SUBSIDIARY FEATURES: Four raised flowerbeds in front of original building with low brick walls with stone coping topped by low iron fencing set between stone piers, with fencing set in stone kerbs in front of basement areas.
HISTORY: Hyde was incorporated as a municipal borough in 1881. Subsequently a town hall was commissioned from James William Beaumont, a prominent Manchester architect, who went on to win a competition for his design of the Whitworth Art Gallery, Manchester (q.v.). The foundation stone for Hyde Town Hall was laid on June 30 1883. The clock and bells of the tower were presented by Joshua Bradley, a local man who had risen from child factory worker to councillor. The building was later extended; the foundation stone on Corporation Street is dated Feb 8th 1913. Hyde Town Hall was recently refurbished to provide conference facilities in the principal rooms. The former police station was converted to offices.
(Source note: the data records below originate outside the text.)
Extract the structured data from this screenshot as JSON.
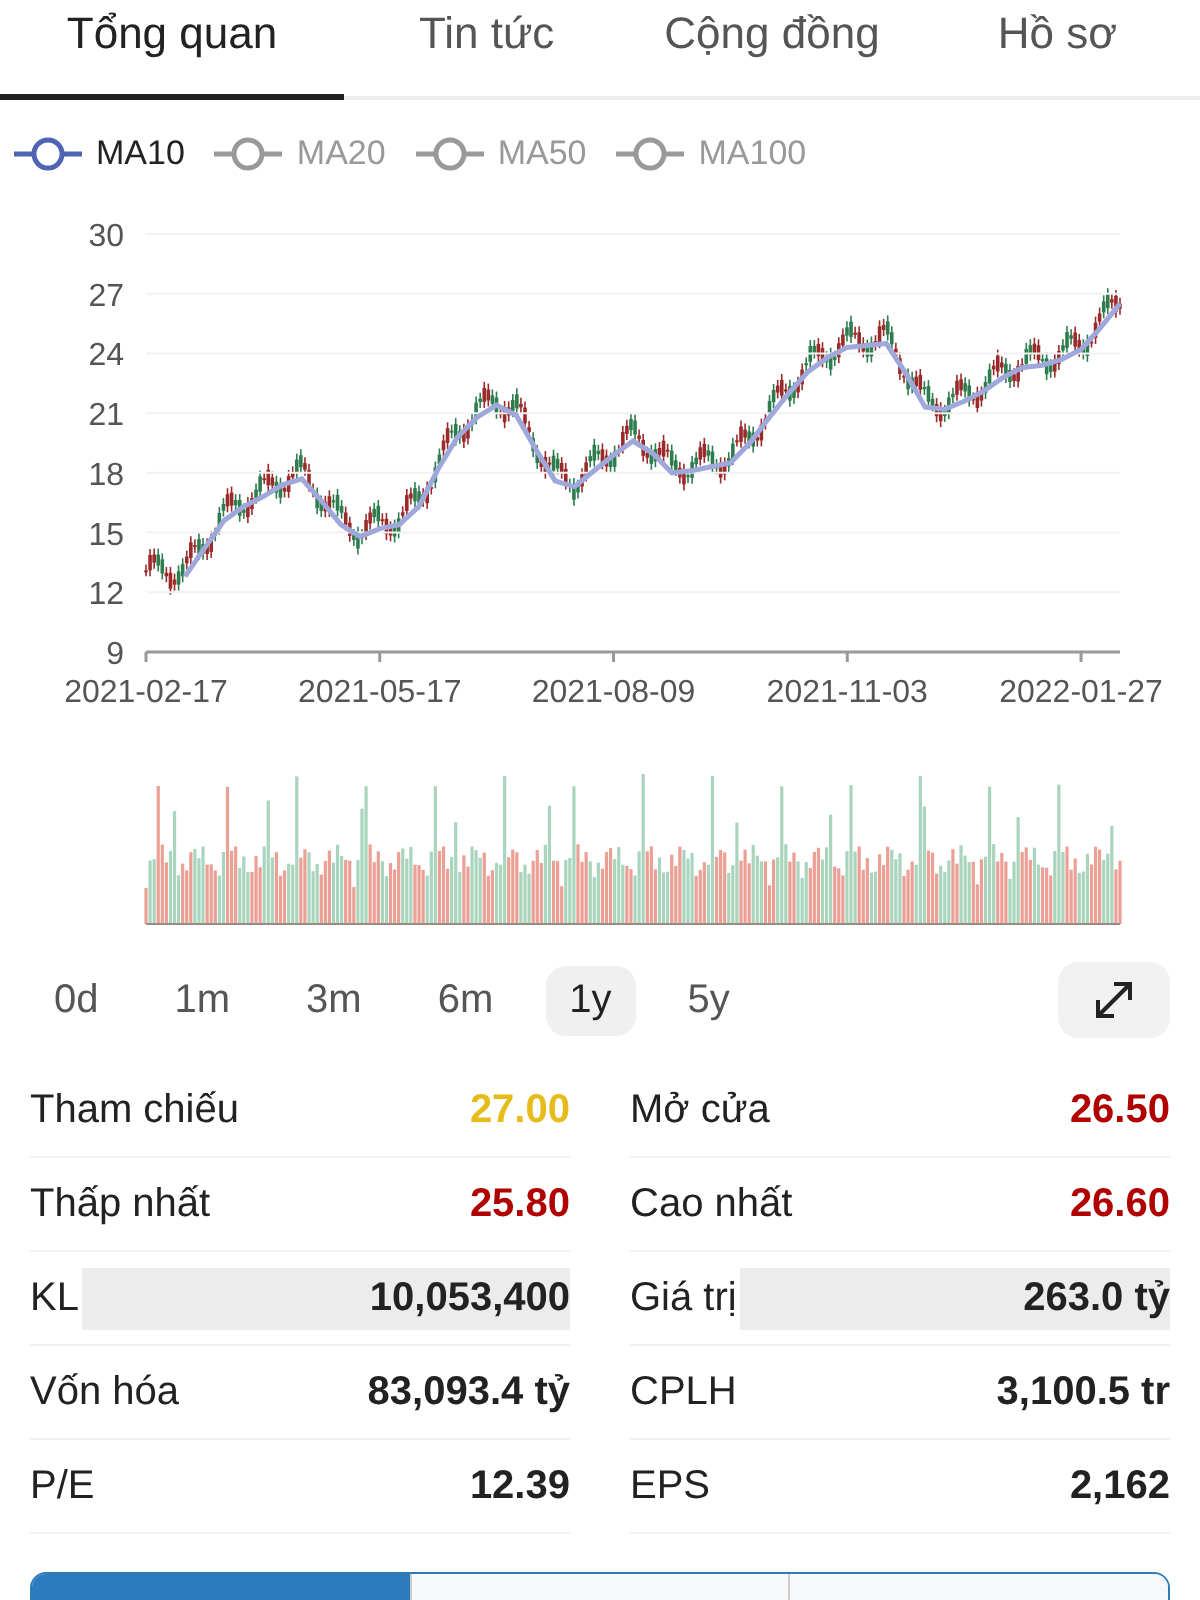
{
  "tabs": [
    {
      "label": "Tổng quan",
      "selected": true
    },
    {
      "label": "Tin tức",
      "selected": false
    },
    {
      "label": "Cộng đồng",
      "selected": false
    },
    {
      "label": "Hồ sơ",
      "selected": false
    }
  ],
  "legend": [
    {
      "label": "MA10",
      "on": true
    },
    {
      "label": "MA20",
      "on": false
    },
    {
      "label": "MA50",
      "on": false
    },
    {
      "label": "MA100",
      "on": false
    }
  ],
  "chart_data": {
    "type": "line",
    "categories": [
      "2021-02-17",
      null,
      null,
      null,
      null,
      null,
      null,
      null,
      null,
      null,
      null,
      null,
      "2021-05-17",
      null,
      null,
      null,
      null,
      null,
      null,
      null,
      null,
      null,
      null,
      null,
      "2021-08-09",
      null,
      null,
      null,
      null,
      null,
      null,
      null,
      null,
      null,
      null,
      null,
      "2021-11-03",
      null,
      null,
      null,
      null,
      null,
      null,
      null,
      null,
      null,
      null,
      null,
      "2022-01-27",
      null,
      null
    ],
    "series": [
      {
        "color": "#9fa8da",
        "values": [
          null,
          null,
          12.8,
          14.2,
          15.6,
          16.3,
          16.8,
          17.4,
          17.7,
          16.6,
          15.4,
          14.8,
          15.2,
          15.4,
          16.3,
          18.2,
          19.8,
          20.8,
          21.4,
          20.9,
          19.2,
          17.6,
          17.3,
          18.1,
          18.9,
          19.6,
          19.0,
          18.0,
          18.1,
          18.3,
          18.5,
          19.5,
          20.8,
          22.0,
          23.1,
          23.8,
          24.3,
          24.4,
          24.5,
          23.0,
          21.3,
          21.2,
          21.6,
          22.1,
          22.8,
          23.3,
          23.4,
          23.7,
          24.2,
          25.3,
          26.5
        ]
      }
    ],
    "ylim": [
      9,
      30
    ],
    "grid": true,
    "yticks": [
      9,
      12,
      15,
      18,
      21,
      24,
      27,
      30
    ]
  },
  "periods": [
    {
      "label": "0d",
      "selected": false
    },
    {
      "label": "1m",
      "selected": false
    },
    {
      "label": "3m",
      "selected": false
    },
    {
      "label": "6m",
      "selected": false
    },
    {
      "label": "1y",
      "selected": true
    },
    {
      "label": "5y",
      "selected": false
    }
  ],
  "stats": [
    {
      "label": "Tham chiếu",
      "value": "27.00",
      "color": "#e6bb1a",
      "highlighted": false
    },
    {
      "label": "Mở cửa",
      "value": "26.50",
      "color": "#b00000",
      "highlighted": false
    },
    {
      "label": "Thấp nhất",
      "value": "25.80",
      "color": "#b00000",
      "highlighted": false
    },
    {
      "label": "Cao nhất",
      "value": "26.60",
      "color": "#b00000",
      "highlighted": false
    },
    {
      "label": "KL",
      "value": "10,053,400",
      "color": "#222222",
      "highlighted": true
    },
    {
      "label": "Giá trị",
      "value": "263.0 tỷ",
      "color": "#222222",
      "highlighted": true
    },
    {
      "label": "Vốn hóa",
      "value": "83,093.4 tỷ",
      "color": "#222222",
      "highlighted": false
    },
    {
      "label": "CPLH",
      "value": "3,100.5 tr",
      "color": "#222222",
      "highlighted": false
    },
    {
      "label": "P/E",
      "value": "12.39",
      "color": "#222222",
      "highlighted": false
    },
    {
      "label": "EPS",
      "value": "2,162",
      "color": "#222222",
      "highlighted": false
    }
  ],
  "bottom_tabs": [
    {
      "selected": true
    },
    {
      "selected": false
    },
    {
      "selected": false
    }
  ]
}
REASONS FOR DESIGNATION
Hyde Town Hall is designated at Grade II for the following principal reasons:
* It is a symbolic expression of the town's new civic status awarded upon incorporation as a municipal borough in 1881
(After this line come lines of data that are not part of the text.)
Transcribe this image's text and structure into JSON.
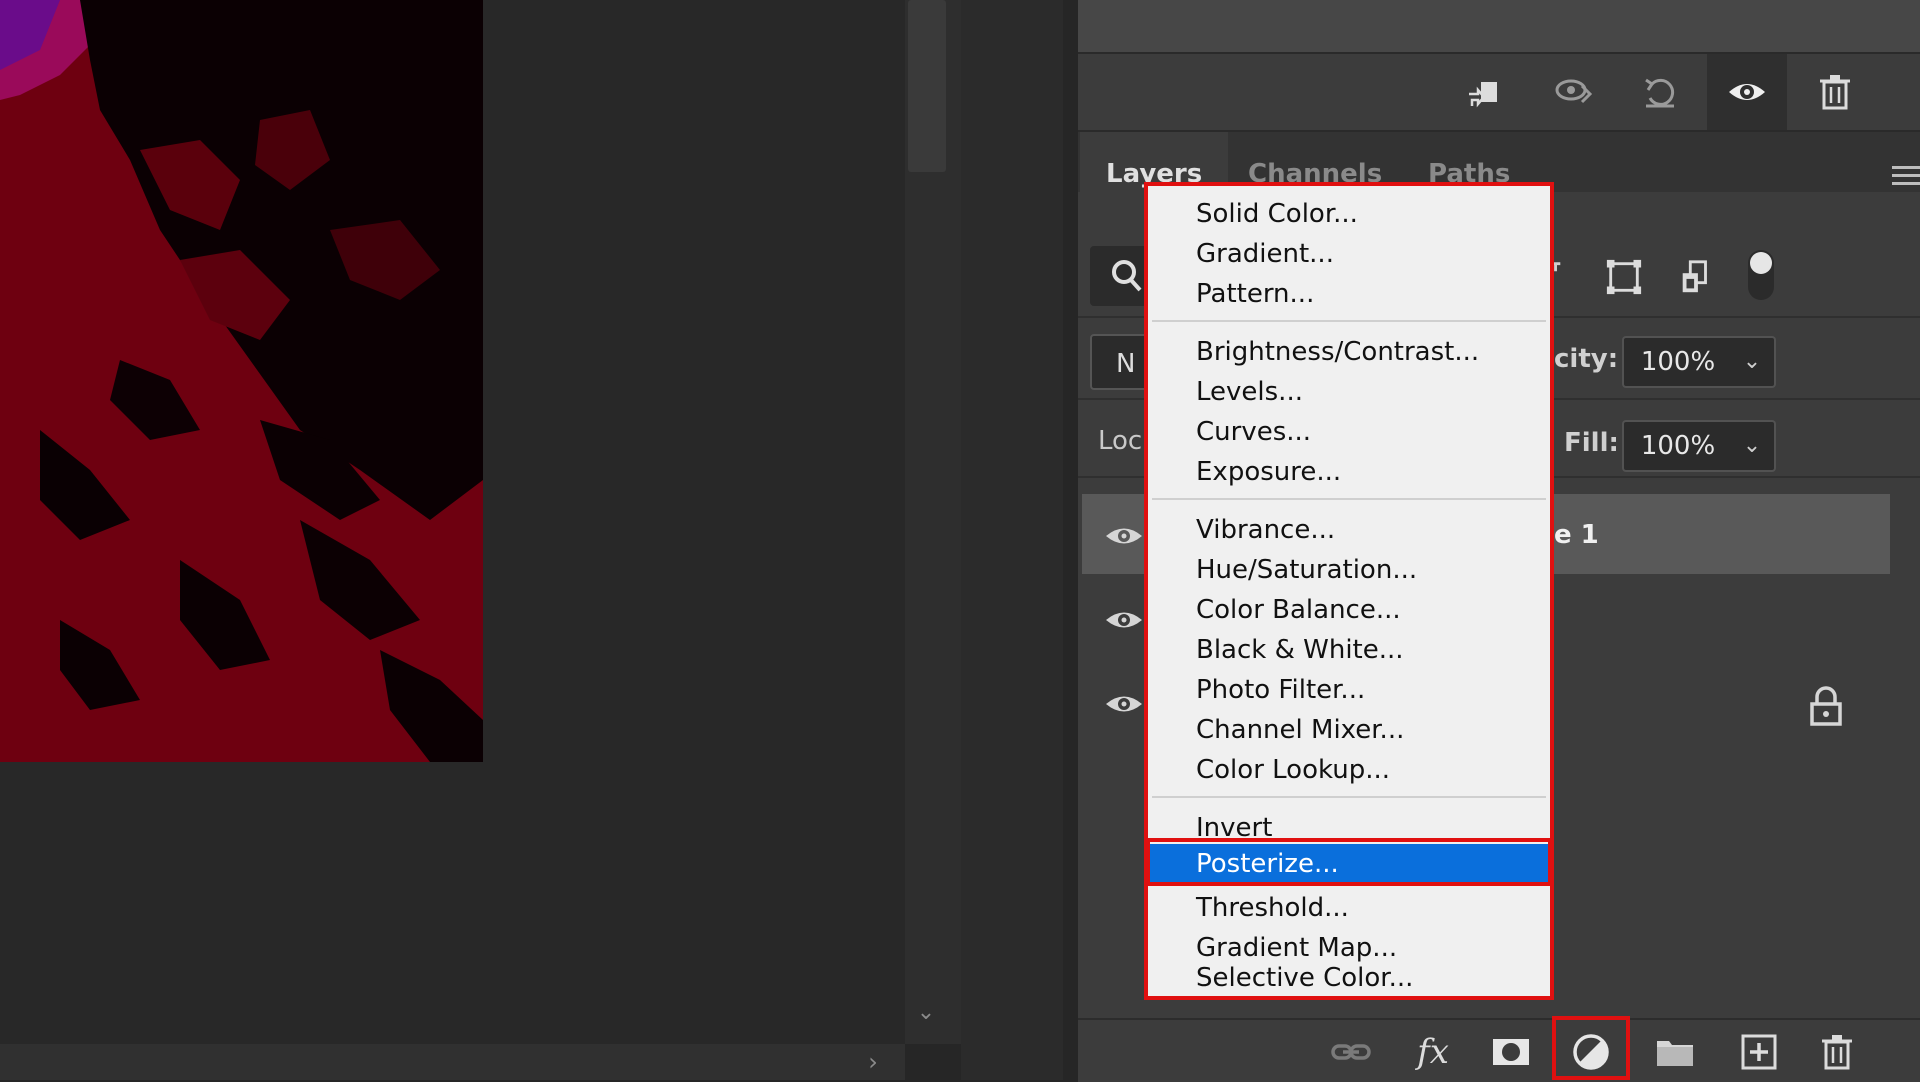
{
  "panel": {
    "tabs": [
      "Layers",
      "Channels",
      "Paths"
    ],
    "blend_mode_partial": "N",
    "lock_label_partial": "Loc",
    "opacity_label_partial": "city:",
    "opacity_value": "100%",
    "fill_label": "Fill:",
    "fill_value": "100%",
    "selected_layer_name_partial": "e 1"
  },
  "props_toolbar_icons": [
    "clip-to-layer-icon",
    "view-previous-icon",
    "reset-icon",
    "visibility-eye-icon",
    "delete-icon"
  ],
  "filter_icons": [
    "type-filter-icon",
    "shape-filter-icon",
    "smart-object-filter-icon"
  ],
  "bottom_bar_icons": [
    "link-layers-icon",
    "fx-icon",
    "add-mask-icon",
    "adjustment-layer-icon",
    "new-group-icon",
    "new-layer-icon",
    "delete-layer-icon"
  ],
  "bottom_bar": {
    "fx_label": "fx"
  },
  "menu": {
    "groups": [
      [
        "Solid Color...",
        "Gradient...",
        "Pattern..."
      ],
      [
        "Brightness/Contrast...",
        "Levels...",
        "Curves...",
        "Exposure..."
      ],
      [
        "Vibrance...",
        "Hue/Saturation...",
        "Color Balance...",
        "Black & White...",
        "Photo Filter...",
        "Channel Mixer...",
        "Color Lookup..."
      ],
      [
        "Invert",
        "Posterize...",
        "Threshold...",
        "Gradient Map...",
        "Selective Color..."
      ]
    ],
    "highlighted": "Posterize..."
  },
  "colors": {
    "accent_highlight": "#0a6fdc",
    "annotation_red": "#e01010",
    "panel_bg": "#3c3c3c",
    "canvas_bg": "#282828"
  }
}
* It is a commanding building dominating the centre of the town, originally designed by James William Beaumont, a leading Manchester architect of the late C19 and early C20, and evolving into a larger civic complex with a sympathetic extension of facilities in 1913
* The quality of craftsmanship and detailing to the exterior of the original building
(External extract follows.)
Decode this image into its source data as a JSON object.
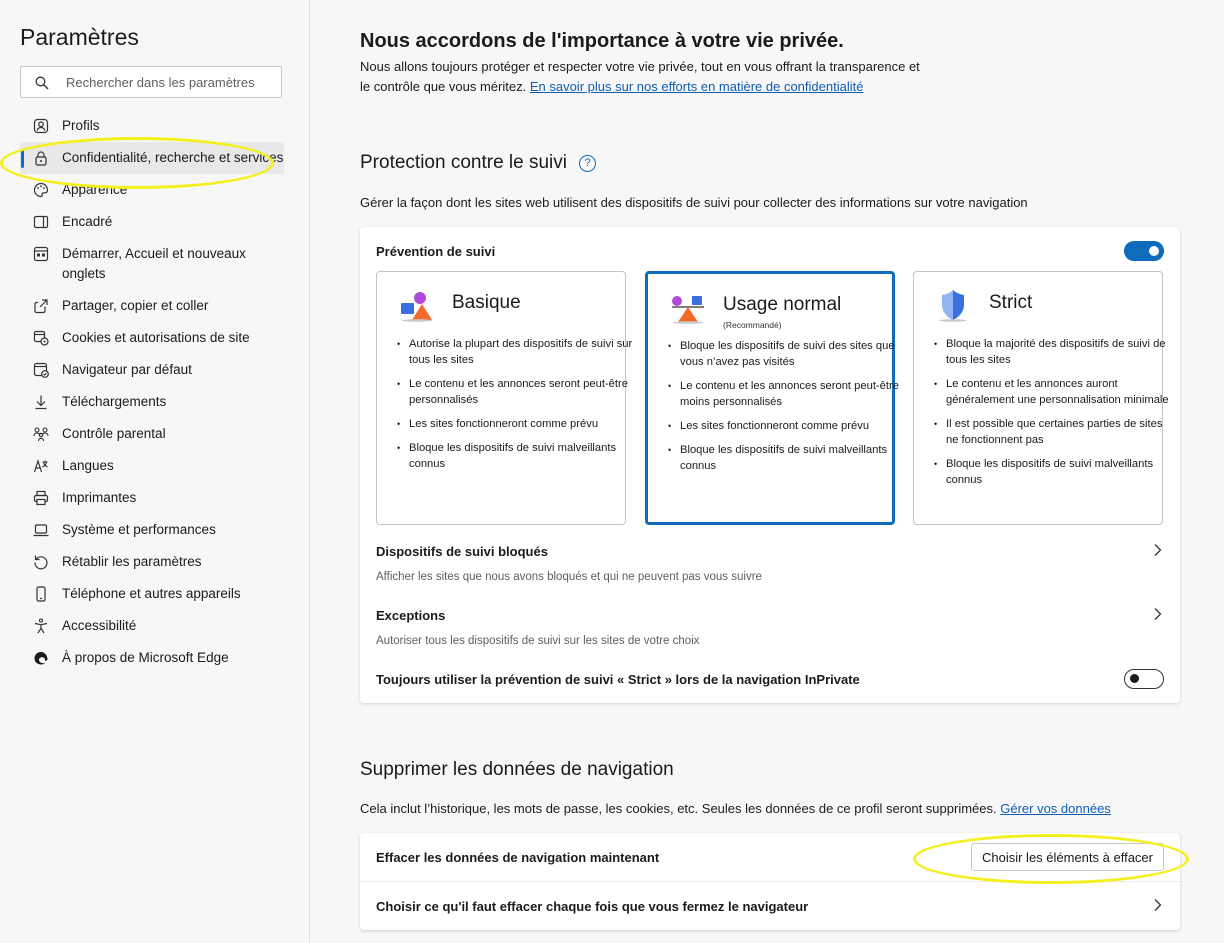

* The decorative treatment of the principal public areas, notably main entrance and stair hall, coloured leaded glass and fielded ceilings in the mayor's parlour, and council chamber, coloured leaded glass in the principal first-floor door and corridors of the original building, faience tiling, coloured and textured leaded glass, plasterwork, and light fittings of the 1913 extension.
This text is from the original listing, and may not necessarily reflect the current setting of the building.
Other nearby listed buildings